For the first time in 15 years, I will not attend Mobile World Congress (MWC).
When I mentioned this to some clients, some of them told me, “Yes, you’re right: Mobile is dead. There is no innovation anymore. It is all about AI and blockchain these days.” I could not disagree more. The reason I am not flying to Barcelona this year is simply a personal reason and has nothing to do with the lack of mobile innovation.
On the contrary, I think mobile will activate many adjacent technologies at scale, such as augmented reality (AR) or conversational interfaces. There is a good reason why Google claims that its Google Assistant is available on more than 1 billion devices while Amazon refers to 100-million-plus Alexa-connected devices.
Consumers today are more likely to use voice assistants on a smartphone than on a smart home speaker (even if this category is exploding). The same is true for AR. We will increasingly see standalone mixed-reality headsets, and it is likely that Microsoft will announce HoloLens 2 in Barcelona. The next headset is likely to improve aspects such as field of view and bring more advanced controls, as well as eye tracking.
In November 2018, Microsoft won over Magic Leap a $480 million contract to supply the US Army with HoloLens headsets. Having said that, the vast majority of consumers will experience augmented reality though the camera lens of their smartphones. It is still early days for AR, but we will soon pass the 1 billion AR-compatible smartphone mark. With AR becoming a platform play with ARKit and ARCore, many brands will start to create new storytelling experiences.
Beyond extended reality and voice interfaces, it is likely that we will also continue to see lots of innovation in AI-powered smartphones and in visual search. My colleague Dipanjan Chatterjee recently shared five brand ideas from his trip to CES in Las Vegas. For CMOs, MWC is also definitely still a place to be, rich with innovation ideas, new brand experiences, and conversations about the future of marketing. In fact, I’d argue that most brands claim they are mobile-first, but the reality is that many are not (they think content and not context), and even if they were, mobile-first is not enough. Beyond the design principle, it is urgent to think of mobile as a catalyst for contextual marketing.

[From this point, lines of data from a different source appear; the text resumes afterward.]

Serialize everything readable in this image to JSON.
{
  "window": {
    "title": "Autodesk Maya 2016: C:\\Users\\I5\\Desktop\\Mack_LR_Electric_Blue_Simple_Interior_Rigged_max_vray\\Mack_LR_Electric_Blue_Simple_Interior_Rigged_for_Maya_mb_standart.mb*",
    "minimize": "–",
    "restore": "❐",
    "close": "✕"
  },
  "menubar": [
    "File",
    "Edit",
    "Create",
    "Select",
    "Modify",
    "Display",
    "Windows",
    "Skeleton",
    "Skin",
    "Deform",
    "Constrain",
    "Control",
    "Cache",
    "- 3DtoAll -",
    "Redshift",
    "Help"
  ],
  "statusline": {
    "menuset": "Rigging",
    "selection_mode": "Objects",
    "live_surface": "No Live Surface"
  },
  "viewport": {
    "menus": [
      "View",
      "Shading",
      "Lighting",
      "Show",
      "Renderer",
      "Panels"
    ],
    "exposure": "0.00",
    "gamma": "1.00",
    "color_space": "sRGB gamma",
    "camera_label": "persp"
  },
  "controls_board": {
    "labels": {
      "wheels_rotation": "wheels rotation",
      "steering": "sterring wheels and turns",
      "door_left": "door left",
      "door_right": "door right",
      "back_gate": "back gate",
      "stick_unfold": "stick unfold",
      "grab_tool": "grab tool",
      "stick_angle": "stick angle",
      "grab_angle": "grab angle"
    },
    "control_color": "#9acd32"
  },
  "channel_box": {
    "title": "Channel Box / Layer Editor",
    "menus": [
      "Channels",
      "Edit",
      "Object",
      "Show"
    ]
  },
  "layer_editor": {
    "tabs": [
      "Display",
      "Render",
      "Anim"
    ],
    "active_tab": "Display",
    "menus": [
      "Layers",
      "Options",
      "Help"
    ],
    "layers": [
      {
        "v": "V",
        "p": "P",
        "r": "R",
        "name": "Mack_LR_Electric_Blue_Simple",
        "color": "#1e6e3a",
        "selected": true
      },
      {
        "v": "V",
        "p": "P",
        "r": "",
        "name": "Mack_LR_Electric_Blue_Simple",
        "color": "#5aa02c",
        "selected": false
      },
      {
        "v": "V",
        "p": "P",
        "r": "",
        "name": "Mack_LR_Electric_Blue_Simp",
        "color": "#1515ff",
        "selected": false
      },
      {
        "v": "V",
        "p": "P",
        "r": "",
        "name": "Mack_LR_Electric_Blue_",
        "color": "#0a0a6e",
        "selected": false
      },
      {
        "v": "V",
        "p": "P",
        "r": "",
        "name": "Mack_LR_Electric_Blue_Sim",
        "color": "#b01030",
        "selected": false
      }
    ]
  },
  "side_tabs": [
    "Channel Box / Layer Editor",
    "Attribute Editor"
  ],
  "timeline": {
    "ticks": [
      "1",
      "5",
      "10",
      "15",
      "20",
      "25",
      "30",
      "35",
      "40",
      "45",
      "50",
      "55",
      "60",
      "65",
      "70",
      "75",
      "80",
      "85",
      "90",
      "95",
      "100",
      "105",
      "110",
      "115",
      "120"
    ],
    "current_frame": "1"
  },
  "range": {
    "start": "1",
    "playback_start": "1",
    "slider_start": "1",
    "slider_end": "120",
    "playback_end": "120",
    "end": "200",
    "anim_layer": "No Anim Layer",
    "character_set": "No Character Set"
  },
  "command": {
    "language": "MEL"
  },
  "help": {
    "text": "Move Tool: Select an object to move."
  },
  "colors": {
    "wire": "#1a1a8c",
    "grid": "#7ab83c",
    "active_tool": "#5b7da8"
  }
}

Right, but some rightly argue that with the evolution of new technologies such as voice and facial recognition, the role of smartphones will evolve. Why do you need a touchscreen to activate an experience if you can simply command through your voice in your home or in your car? Do you still need your phone to prove your identity if you can combine facial recognition and cloud computing to securely access certain services? I agree that the role of mobile in our daily lives will evolve in the next five to 10 years, but in the next couple of years, mobile will remain the hub of our connected experiences. It will progressively act less as a remote control initiating experiences and less as an identity layer connecting the dots between our connected worlds. That’s why we will see greater emphasis on screens, especially on foldable screens.
Of course, this will, as always, be the Asian device fashion week with the new spring/summer device collection: the Samsung Galaxy S10 range (to be announced in San Francisco right before the event on February 20), new Huawei phones, the OnePlus 7, Sony’s Xperia XZ4, the LG G8 and LG V50 ThinQ, and many others, including the Nokia 9 PureView.
The real buzz this year, however, will be all about 5G and foldable phones.
But for what consumer benefits? This is still quite unclear to me:
- It is likely that top smartphone brands will claim to have reinvented smartphone design because of foldable phones and screens. However, it will take longer for these foldable screens to reinvent the smartphone category and deliver differentiated experiences. In the longer run, though, it is likely that foldable screens will accelerate the convergence between smartphones, tablets, and laptops, progressively unleashing a new form factor.
- There is also no denying that 5G is the infrastructure of the connected world. That’s precisely the reason why it is at the center of the economic and political war between the US and China. However, the reality is that it will take another five to seven years before it reaches critical mass among consumers in most countries. Telcos and network equipment providers should learn lessons from 3G and 4G rollouts and not overpromise the technology. While we will hear a lot about the first 5G smartphones, the challenge is also to simultaneously roll out the infrastructure, and it will take time, especially in Europe, where spectrum allocation remains a mess at a country level.
CMOs: Forget about 5G and foldable screens for now, and focus on fixing your mobile foundations.
Thomas Husson is vice president, principal Analyst at Forrester Research
This blog originally appeared on Forrester Research website and can be found here